Intracranial Aneurysm Surgery
For more information, please visit our Cerebrovascular, Stroke and Endovascular Program site
What is it?
An aneurysm is area on the artery wall that becomes weak and balloons. The wall is stretched thin and is prone to rupture. Aneurysms typically occur at the bifurcation (splits into two parts) at the base of the skull.
Subarachnoid Hemorrhage: When the aneurysm bursts it causes blood to go into the space around the brain. This is a life threatening emergency.
What is its goal?
To secure the aneurysm to prevent hemorrhage.
How is it done?
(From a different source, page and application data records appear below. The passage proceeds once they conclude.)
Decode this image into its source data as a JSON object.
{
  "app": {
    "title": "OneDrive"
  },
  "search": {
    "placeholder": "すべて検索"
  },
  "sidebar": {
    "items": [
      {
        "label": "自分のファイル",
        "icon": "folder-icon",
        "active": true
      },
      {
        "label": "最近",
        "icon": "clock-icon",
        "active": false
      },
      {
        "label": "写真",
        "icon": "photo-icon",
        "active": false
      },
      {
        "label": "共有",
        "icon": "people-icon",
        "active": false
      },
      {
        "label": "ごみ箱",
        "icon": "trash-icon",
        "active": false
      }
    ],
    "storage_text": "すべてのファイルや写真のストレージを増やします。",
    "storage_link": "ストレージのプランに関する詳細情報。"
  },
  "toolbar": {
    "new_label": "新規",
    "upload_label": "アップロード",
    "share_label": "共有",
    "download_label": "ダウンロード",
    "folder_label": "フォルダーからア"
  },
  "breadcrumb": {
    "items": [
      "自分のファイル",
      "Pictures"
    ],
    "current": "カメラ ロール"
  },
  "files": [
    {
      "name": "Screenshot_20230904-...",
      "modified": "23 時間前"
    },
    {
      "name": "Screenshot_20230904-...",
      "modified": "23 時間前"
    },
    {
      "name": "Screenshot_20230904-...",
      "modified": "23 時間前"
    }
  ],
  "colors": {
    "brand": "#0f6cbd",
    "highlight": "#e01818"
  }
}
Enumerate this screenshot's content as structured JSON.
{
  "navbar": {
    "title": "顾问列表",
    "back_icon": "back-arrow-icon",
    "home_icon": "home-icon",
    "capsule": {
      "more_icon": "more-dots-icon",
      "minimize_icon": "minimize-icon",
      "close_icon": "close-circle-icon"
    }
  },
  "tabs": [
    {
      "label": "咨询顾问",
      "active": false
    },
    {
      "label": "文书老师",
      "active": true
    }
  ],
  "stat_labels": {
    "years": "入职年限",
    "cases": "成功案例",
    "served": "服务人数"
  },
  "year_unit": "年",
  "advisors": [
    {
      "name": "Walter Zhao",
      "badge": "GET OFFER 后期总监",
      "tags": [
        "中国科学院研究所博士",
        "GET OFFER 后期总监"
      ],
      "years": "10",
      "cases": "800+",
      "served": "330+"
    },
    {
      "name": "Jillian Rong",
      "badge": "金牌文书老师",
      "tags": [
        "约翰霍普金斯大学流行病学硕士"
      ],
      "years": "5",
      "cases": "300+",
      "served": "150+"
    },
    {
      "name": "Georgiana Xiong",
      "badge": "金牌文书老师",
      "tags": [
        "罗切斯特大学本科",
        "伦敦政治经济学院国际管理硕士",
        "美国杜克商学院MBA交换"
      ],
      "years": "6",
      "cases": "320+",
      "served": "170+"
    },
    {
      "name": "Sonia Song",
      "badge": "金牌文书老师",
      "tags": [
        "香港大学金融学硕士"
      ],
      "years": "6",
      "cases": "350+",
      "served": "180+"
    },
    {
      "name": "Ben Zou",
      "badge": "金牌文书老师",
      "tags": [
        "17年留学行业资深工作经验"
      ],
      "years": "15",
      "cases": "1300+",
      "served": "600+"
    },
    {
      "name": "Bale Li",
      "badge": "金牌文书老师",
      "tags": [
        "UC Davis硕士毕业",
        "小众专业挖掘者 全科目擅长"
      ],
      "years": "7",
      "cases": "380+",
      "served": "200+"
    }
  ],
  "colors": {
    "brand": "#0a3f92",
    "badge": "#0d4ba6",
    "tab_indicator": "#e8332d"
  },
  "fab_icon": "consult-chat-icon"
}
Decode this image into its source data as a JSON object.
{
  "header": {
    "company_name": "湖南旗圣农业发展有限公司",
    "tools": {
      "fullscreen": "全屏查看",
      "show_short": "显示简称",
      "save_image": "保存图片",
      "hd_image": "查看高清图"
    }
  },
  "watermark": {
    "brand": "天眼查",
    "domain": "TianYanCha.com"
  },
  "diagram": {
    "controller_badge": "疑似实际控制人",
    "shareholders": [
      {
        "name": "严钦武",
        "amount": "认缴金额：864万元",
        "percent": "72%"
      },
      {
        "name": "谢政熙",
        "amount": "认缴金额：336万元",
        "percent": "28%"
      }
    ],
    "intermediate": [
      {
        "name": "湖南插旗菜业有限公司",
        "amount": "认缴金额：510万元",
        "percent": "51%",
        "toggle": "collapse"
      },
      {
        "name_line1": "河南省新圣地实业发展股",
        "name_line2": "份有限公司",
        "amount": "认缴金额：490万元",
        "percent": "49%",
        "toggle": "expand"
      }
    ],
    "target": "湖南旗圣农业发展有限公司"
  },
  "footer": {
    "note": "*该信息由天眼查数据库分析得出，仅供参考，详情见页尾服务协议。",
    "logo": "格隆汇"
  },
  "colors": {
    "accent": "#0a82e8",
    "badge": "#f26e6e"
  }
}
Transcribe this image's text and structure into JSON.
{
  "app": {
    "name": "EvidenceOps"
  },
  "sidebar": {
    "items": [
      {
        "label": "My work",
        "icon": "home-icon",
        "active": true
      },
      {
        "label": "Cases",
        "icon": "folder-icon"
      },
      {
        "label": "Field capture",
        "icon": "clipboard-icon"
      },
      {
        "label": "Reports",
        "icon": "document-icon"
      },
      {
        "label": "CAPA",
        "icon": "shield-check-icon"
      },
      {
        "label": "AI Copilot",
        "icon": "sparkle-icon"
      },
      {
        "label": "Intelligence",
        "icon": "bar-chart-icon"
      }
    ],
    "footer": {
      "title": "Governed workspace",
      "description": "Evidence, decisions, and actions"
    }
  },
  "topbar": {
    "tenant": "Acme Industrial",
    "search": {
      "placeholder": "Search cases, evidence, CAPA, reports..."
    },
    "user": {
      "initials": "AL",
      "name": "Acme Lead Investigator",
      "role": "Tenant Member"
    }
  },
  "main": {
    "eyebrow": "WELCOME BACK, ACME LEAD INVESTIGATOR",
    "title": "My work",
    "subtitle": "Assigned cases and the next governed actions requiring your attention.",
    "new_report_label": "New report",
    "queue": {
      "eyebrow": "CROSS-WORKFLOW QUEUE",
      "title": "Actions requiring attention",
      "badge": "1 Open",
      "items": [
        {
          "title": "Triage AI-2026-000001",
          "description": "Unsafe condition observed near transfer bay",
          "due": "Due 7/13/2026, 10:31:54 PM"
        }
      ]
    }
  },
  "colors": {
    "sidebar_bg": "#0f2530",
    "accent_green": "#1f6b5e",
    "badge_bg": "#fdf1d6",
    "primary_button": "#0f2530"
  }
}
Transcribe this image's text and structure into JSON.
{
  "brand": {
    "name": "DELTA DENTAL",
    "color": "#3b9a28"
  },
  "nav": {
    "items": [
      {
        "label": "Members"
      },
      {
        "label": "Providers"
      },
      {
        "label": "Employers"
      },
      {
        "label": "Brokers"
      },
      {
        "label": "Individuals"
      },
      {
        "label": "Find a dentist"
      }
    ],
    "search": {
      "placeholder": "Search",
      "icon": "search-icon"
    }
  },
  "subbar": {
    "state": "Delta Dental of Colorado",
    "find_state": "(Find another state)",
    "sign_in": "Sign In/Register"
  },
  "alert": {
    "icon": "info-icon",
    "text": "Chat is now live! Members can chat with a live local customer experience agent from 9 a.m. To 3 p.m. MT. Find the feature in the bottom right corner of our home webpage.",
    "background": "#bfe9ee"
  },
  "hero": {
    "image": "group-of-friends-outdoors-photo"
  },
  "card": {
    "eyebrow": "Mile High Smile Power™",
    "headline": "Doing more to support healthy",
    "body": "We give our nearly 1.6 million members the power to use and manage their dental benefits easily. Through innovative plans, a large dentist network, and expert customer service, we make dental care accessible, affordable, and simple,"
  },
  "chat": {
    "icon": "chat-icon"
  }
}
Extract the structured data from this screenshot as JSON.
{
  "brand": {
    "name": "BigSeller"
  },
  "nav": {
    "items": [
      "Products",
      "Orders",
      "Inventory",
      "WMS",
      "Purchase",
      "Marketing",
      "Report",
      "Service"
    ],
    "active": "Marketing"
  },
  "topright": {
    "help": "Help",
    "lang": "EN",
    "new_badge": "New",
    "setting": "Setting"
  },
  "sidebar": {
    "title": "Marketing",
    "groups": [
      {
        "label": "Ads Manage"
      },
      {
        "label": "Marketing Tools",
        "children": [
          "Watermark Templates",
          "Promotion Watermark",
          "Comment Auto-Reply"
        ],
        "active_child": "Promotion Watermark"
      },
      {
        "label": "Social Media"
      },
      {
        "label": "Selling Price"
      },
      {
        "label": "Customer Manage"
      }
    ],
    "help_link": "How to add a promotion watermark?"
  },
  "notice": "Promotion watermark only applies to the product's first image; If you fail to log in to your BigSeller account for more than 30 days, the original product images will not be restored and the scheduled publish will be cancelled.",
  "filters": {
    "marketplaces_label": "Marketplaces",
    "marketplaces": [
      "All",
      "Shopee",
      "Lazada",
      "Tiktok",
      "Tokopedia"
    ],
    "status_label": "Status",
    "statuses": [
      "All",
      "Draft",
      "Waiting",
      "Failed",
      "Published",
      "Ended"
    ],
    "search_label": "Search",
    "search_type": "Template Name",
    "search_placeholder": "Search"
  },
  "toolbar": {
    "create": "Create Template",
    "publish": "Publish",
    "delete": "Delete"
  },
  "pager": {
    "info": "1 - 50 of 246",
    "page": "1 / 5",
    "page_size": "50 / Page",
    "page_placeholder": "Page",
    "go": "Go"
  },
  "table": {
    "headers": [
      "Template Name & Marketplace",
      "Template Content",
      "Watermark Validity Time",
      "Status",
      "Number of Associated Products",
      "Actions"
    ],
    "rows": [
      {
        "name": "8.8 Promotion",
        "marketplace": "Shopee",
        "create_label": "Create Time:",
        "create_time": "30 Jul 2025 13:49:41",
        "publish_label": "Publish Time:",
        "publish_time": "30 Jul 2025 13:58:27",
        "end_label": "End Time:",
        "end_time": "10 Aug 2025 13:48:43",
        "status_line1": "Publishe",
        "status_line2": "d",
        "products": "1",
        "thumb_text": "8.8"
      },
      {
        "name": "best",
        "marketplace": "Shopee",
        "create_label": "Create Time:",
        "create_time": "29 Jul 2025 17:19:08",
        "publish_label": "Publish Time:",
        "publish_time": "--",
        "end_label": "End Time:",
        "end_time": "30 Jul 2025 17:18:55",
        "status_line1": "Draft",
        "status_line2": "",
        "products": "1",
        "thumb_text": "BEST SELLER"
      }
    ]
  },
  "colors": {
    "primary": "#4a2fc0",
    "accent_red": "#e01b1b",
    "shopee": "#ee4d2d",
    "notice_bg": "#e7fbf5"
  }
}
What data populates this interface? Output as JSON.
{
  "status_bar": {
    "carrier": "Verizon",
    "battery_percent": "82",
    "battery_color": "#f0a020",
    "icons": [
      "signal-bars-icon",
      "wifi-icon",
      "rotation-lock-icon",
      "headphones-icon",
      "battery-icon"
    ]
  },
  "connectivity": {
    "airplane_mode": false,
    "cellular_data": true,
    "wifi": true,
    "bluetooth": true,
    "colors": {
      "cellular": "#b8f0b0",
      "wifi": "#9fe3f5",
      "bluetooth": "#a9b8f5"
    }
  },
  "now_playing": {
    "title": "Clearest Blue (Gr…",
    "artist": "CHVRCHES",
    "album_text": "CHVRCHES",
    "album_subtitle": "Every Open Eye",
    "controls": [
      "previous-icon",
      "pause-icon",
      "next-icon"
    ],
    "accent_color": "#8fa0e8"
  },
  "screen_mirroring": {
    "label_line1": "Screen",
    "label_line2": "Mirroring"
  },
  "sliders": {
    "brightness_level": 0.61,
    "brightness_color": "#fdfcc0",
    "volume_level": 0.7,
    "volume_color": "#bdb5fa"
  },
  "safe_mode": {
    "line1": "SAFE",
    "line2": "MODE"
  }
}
An incision is made in your head and an opening in the skull to provide access to the brain and arteries. The aneurysm is identified and a permanent clip is placed across the neck.
What are the risks?
There are always risks with any surgery. Potential complications include:
Pain, numbness due to nerve manipulation
Stroke, weakness, paralysis
How long will I stay in the hospital?
For non-ruptured aneurysms typically three to five days.
You will be given additional instructions on the day you are discharged which will include:
Walk daily, gradually increasing time and distance. Avoid sitting or lying down for long periods as this will lead to pain and stiffness.
Do not get overtired; balance periods of activity with rest periods.
No driving while taking narcotic pain medication.
You may go up and downstairs.
Do not carry heavy items, such as groceries or laundry. Do not lift anything heavier than a gallon of milk until told otherwise by your doctor.
You should not need special equipment for home